**WORKING DATA**.

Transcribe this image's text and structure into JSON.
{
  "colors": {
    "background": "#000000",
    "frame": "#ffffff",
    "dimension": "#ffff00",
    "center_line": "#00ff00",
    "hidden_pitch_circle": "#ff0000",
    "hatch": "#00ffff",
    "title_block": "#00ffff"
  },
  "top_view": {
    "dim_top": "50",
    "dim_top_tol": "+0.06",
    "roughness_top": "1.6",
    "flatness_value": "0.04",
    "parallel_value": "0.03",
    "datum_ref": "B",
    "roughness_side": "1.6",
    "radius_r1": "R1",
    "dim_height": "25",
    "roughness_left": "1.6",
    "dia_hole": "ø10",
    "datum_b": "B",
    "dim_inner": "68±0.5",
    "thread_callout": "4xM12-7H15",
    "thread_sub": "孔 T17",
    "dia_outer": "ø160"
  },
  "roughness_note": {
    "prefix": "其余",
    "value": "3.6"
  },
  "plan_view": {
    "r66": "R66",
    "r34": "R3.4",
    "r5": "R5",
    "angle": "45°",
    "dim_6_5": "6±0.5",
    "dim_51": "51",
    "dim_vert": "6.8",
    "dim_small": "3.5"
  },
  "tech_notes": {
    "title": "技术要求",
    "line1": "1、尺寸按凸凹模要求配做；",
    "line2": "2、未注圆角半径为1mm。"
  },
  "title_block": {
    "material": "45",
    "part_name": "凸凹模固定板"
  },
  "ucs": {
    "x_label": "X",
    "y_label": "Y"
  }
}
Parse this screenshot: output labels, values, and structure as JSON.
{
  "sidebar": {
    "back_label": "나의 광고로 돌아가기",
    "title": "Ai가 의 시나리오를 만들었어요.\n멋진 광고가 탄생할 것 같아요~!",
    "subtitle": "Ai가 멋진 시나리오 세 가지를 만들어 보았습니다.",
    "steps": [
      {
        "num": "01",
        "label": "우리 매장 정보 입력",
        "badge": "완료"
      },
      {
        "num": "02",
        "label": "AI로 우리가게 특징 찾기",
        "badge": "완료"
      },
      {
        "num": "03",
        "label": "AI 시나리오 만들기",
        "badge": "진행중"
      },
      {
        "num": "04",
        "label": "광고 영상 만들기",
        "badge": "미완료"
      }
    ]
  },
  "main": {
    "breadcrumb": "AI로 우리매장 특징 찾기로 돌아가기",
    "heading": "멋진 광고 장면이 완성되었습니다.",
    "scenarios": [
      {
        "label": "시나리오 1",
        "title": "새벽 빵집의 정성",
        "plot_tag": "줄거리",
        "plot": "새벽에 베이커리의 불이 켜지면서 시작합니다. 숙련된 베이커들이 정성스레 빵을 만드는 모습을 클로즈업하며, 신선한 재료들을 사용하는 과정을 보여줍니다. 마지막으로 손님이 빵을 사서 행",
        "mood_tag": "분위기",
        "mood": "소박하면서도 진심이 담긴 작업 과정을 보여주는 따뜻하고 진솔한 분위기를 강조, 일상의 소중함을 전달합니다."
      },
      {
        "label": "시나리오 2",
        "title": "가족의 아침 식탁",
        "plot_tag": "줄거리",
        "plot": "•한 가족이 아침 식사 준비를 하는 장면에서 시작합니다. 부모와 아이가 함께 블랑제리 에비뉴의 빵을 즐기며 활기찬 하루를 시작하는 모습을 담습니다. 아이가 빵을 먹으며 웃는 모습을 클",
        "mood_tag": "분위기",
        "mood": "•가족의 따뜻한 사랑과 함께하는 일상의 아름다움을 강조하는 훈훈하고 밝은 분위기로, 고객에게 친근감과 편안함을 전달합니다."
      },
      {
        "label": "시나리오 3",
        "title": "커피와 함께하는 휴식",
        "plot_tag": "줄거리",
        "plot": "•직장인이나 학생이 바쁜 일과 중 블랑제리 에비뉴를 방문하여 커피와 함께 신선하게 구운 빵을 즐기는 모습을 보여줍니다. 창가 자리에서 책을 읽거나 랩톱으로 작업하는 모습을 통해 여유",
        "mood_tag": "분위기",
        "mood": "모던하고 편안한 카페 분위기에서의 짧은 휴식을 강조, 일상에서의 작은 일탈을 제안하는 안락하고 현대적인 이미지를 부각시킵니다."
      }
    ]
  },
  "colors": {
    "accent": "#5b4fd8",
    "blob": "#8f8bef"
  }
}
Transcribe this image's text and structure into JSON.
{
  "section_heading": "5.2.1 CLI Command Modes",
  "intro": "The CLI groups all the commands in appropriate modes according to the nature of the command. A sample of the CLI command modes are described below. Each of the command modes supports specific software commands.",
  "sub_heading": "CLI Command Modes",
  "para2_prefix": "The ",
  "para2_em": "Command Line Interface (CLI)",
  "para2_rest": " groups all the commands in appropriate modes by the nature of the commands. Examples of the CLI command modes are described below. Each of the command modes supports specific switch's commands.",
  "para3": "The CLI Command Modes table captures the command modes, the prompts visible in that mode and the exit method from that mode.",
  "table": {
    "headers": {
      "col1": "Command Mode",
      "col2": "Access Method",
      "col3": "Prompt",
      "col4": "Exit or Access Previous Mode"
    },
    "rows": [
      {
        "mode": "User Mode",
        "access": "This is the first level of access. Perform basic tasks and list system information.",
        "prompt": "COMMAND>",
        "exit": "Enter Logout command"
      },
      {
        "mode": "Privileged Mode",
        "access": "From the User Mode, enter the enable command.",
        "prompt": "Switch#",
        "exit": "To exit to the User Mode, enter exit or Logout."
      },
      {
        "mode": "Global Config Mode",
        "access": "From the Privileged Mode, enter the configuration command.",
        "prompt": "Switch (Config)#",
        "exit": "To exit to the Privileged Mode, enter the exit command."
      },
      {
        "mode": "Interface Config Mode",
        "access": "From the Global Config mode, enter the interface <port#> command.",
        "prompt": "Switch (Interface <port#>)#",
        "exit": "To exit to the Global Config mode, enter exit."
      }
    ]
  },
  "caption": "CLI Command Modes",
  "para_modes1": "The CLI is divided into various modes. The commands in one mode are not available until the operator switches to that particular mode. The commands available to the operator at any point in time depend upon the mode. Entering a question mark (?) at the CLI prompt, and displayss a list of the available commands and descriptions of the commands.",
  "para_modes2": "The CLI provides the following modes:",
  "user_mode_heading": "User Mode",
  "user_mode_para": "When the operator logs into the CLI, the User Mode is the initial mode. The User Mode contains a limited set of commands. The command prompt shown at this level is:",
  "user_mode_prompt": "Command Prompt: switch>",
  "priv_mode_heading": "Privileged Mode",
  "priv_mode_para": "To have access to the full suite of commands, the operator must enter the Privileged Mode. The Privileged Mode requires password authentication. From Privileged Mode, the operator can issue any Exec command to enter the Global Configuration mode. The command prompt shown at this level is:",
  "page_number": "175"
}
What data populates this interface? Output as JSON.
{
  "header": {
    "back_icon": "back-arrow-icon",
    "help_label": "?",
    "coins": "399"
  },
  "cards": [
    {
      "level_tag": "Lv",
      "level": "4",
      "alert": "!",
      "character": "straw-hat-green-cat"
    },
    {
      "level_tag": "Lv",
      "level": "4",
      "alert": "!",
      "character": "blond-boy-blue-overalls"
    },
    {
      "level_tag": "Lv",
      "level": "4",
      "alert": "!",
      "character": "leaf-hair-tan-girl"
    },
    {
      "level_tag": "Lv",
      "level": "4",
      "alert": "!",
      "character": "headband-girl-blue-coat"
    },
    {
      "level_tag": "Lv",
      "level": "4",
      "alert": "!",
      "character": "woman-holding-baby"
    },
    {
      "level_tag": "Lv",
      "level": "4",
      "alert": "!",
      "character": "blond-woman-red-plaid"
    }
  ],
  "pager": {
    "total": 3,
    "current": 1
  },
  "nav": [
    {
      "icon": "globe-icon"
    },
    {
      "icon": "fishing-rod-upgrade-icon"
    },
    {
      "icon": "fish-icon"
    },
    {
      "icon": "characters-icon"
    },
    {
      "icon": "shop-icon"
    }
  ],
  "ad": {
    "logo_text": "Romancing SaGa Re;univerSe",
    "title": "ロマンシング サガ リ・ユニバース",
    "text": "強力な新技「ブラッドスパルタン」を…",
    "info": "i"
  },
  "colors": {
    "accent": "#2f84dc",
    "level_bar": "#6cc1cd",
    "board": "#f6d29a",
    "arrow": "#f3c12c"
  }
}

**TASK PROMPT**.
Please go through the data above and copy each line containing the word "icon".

**WRITTEN REPLY**.
    "back_icon": "back-arrow-icon",
      "icon": "globe-icon"
      "icon": "fishing-rod-upgrade-icon"
      "icon": "fish-icon"
      "icon": "characters-icon"
      "icon": "shop-icon"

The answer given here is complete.